Our group of volunteers is quite diverse. We have volunteers ranging from, give or take, 20 to 60 years old. Some came with a conservational or biological background and others are students or professionals in IT and financial services. We have got everything (and the staff and volunteers will know who we are talking about): the high-tech fully geared, the sarcastic Brit, the World Cup crazy and the loudest voice on Earth. Around half of our volunteers are scheduled to stay for just a few weeks, whereas the other half for longer-term periods ranging from 6 to 12 months.

-- Lots of new faces and friends to be made --

Most of us arrived in Mombasa a day before program start. General feelings of uncertainty filled the evening before program start at the Reef Hotel in Mombasa. The brief information provided by GVI about the Wildlife Conservation and Community Development program was attractive enough to get many volunteers signed up, but truth is: Were we going to support professional biologists in conducting their research or were we actually going to conduct our own research with the help of more experienced volunteers? How would our time be divided between marine research, forest research and community development? Were we going to sleep in tents or in dorms?

Upon our arrival in Shimoni, our group of volunteers was split in three: (i) marine research; (ii) forest research and; (iii) community development. We, Anisah (USA), Fernando (Brazil) and Jessica (Australia), were assigned to marine research. Our marine research group crossed the channel to the Mkwiro Base in the Wasini Island, where we will be staying for the next 1-2 weeks.

-- View of Wasini Island from the boat --

We were all pleasantly surprised with the living conditions at the Mkwiro Base. There is a nice big communal area, an organized kitchen, nice bunk beds and nice clean squat toilets. Although the supply of electricity and fresh water are limited, the Mkwiro Base has everything the staff and volunteers would need, as well as an incredible community spirit. The staff and volunteers at the Mkwiro Base live under a very functional community system, where everyone shares tasks, including cooking and washing. Furthermore, most of the practices at the Mkwiro Base are environmentally friendly, which means sink water is recycled in the toilets and so forth. It has been quite pleasant to live at the Mkwiro Base. And… as for the creepy crawlies, it’s not the big mosquitoes you have to worry about, it’s the tiny flies that attack your ears and elbows!

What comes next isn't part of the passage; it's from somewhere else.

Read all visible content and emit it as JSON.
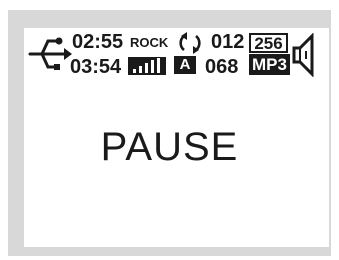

-- Life on base - the communal living area --
The first couple of days were designed to adapt volunteers to their new tasks and activities, including lectures on marine life. So far so good! We are enthusiastic to the point of “fighting” for tasks at the Mkwiro Base. We are also “dying” to spot bottlenose and humpback dolphins. In the next few weeks we will put our boat boots on and hop on Bardan (“the boat”) to explore the area. We are very excited and we are sure we will have an absolutely fantastic time performing marine research. Buckle up, because we will rock Mkwiro!